Dear Harry: There is a potential problem that is hanging over the relationship between my adult children and me. My husband and I were divorced about 11 years ago. At the time, we jointly owned the house that has been my home since we got married. He died recently leaving no will. Also, he never remarried. One of my daughters has started asking questions about the house. The children did get to share his savings and his personal possessions. I got the feeling that she wanted at least some share of the house and would make me buy it from her in order to stay here. She has always been grabby. My other kids have not said a word, yet. Where do I stand, Harry?
What Harry says: Joint ownership by a husband and wife is usually in the form of "tenants by the entirety." This is an indivisible ownership. Even if it's not stated, a deed that does not specify tenants by the entirety for a husband and wife will be so treated. That means that neither can sell without the consent of the other, and the title goes in full to the survivor. However, divorce creates a whole new problem. Does the divorce agreement give you the title? If this is the case, the property should have been recorded in your name alone. You can still do it by going to office of the Recorder of Deeds. If the divorce agreement said nothing (which is not likely), then the title became "tenants in common" which is a divisible title. As a result, on his death the children would get all of his share (one half) of the value of the house even without a will. The other half is yours. It is not at all unusual for the children to transfer their share by gift to their mother in such situations. I hope your other children can convince the grabby one to do the right thing. *
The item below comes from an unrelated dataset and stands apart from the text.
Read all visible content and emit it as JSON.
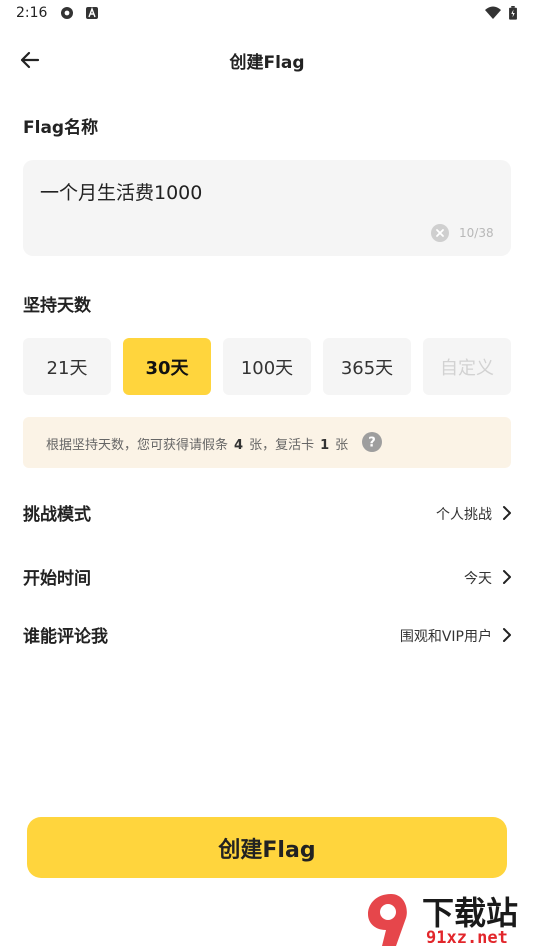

Write Harry Gross c/o the Daily News, 400 N. Broad St., Philadelphia, PA 19130.